Task to complete:
In the listing that follows, find the lines with the string "приложений" and report how many there are, without commentary.

Material supplied START

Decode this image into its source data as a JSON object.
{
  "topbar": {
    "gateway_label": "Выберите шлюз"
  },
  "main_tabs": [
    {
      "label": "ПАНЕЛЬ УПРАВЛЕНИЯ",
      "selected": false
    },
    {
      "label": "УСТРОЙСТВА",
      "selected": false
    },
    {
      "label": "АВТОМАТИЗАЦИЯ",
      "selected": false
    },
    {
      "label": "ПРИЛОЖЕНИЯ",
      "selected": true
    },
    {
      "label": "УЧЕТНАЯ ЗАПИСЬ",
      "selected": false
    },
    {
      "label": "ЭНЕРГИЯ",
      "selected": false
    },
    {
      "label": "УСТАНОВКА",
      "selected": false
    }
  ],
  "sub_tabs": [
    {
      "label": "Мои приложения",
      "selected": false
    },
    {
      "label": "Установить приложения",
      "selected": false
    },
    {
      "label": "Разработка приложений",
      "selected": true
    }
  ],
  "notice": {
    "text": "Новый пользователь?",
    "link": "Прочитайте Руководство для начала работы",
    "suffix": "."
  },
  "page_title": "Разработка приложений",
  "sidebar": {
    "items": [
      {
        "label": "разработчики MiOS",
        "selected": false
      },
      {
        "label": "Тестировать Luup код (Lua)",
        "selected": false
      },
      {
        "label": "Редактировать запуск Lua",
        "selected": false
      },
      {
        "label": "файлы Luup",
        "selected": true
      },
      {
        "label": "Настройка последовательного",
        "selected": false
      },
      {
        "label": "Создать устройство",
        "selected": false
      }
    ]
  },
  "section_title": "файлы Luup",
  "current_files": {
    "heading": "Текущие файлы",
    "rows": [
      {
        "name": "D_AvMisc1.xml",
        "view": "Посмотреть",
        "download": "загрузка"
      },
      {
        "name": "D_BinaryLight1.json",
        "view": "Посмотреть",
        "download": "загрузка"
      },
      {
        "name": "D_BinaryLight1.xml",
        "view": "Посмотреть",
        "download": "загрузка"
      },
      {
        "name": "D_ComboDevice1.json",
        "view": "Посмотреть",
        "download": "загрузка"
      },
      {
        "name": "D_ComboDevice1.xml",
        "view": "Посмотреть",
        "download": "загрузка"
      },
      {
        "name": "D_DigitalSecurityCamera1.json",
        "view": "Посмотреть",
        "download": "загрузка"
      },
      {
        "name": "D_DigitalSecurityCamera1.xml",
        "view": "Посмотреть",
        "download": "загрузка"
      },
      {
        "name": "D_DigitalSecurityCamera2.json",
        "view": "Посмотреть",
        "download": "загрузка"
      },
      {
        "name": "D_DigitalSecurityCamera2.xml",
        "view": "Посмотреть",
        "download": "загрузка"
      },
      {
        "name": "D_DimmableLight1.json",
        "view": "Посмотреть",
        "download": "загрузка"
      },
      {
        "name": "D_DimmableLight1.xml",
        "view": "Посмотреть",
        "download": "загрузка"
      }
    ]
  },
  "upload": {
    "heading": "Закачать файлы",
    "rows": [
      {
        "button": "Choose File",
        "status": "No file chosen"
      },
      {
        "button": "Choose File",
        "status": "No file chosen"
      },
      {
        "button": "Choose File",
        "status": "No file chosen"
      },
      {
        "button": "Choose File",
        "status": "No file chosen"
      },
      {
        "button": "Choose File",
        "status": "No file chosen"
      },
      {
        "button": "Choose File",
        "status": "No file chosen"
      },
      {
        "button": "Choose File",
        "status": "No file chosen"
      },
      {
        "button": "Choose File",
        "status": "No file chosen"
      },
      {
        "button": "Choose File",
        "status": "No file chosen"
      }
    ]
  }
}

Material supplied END

Answer to the problem:
2